Born in 1625 in Loughcrew, County Meath, Oliver Plunkett was ordained a priest in 1654 and appointed Archbishop of Armagh and Primate of Ireland in 1669. He was very popular with the faithful of Drogheda and indeed he still is.
He was not so popular with the English government of the day, however, because he flouted their penal laws, which were designed to wipe out Catholicism. They arrested him on trumped-up charges and he was hung, drawn and quartered at Tyburn. His severed head is these days on view in St. Peter’s Church in Drogheda. He was made a saint in 1975.
The Irish name for Drogheda is Droichead Átha which means "the ford by the bridge". My favorite bridge is the Boyne Viaduct. Designed by the Scottish Engineer Sir John McNeill and completed in 1855, it carries the Dublin to Belfast railway.
The best views of Drogheda are to be seen from Millmount, which is a fort on a hill to the south and is the perfect site for a military installation as it dominates the town. Its origins are something of a mystery, but in the 12th century, the Normans fortified what may have been an earlier passage grave.

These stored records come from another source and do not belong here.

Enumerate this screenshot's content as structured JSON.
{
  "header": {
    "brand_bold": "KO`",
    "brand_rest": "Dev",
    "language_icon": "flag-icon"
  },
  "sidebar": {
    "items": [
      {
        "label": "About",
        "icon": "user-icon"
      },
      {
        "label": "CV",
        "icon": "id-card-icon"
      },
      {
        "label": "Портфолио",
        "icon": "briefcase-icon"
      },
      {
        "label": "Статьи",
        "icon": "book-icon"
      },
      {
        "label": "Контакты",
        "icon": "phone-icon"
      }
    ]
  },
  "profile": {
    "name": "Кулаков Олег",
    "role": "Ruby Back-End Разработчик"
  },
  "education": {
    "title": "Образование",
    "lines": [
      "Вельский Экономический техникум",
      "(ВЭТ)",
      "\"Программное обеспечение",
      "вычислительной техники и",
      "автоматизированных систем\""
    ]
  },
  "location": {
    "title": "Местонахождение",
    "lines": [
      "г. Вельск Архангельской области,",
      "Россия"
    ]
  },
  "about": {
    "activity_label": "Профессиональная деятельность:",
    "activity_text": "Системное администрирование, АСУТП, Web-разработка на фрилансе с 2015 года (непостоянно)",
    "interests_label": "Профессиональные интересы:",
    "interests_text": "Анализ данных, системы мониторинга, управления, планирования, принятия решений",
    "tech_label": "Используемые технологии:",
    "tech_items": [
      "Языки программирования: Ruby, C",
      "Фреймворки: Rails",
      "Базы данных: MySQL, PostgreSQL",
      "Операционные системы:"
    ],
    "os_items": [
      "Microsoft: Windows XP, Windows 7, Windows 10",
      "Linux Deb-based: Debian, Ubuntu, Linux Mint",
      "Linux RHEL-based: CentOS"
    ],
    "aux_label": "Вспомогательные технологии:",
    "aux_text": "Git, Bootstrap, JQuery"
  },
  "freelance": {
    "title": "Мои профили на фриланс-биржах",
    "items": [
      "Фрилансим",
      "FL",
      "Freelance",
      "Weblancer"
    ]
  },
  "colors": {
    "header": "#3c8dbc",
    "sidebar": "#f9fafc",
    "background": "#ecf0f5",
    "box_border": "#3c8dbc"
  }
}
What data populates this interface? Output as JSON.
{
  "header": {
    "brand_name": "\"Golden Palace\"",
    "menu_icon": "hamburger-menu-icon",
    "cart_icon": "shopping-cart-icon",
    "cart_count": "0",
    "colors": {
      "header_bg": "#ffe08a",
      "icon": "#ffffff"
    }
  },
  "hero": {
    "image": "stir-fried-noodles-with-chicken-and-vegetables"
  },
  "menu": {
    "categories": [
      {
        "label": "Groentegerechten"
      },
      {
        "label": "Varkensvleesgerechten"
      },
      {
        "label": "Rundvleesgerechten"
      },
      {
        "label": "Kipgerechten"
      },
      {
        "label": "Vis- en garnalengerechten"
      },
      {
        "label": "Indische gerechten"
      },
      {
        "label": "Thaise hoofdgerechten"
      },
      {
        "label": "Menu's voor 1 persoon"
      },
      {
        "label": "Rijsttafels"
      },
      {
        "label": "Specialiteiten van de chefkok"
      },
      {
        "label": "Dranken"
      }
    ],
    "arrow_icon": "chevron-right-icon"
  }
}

In the early 19th century the British demolished the Norman fort and built the “Cup and Saucer” or Martello fort that sits on the hill today. It was seriously damaged by Free State shelling in 1922 during the Irish Civil War but has since been restored. The barrack buildings now house a museum and craft center.
The 700-year-old Laurence’s Gate was once one of the main entrances to the walled town and people had to pay a toll to enter. It is a beautiful structure, but sadly the powers-that-be allow traffic through it. It is terrible to see our built heritage being treated with such disdain.
For years Drogheda was a perpetual traffic jam as all traffic on the Dublin to Belfast road had to wind through the narrow streets of the medieval town. In the seventies, the men from the ministry built what is perhaps the only bypass in the history of road-making that actually split a town in two.
By the time they were finished half the population of Drogheda had to risk life and limb to get to the shops. Sadly, quite a few did not make it across. More recent practitioners of the road builder’s art have built a motorway further out but, perhaps learning from the builders of Laurence’s gate, they put a toll on it which means that once again visitors and citizens alike must pay to enter.
Perhaps someday you will come and explore for yourself. Please, though, take your time and look out for Jack, he’s no good at traffic management either.
* Originally published in 2016. Updated in 2021.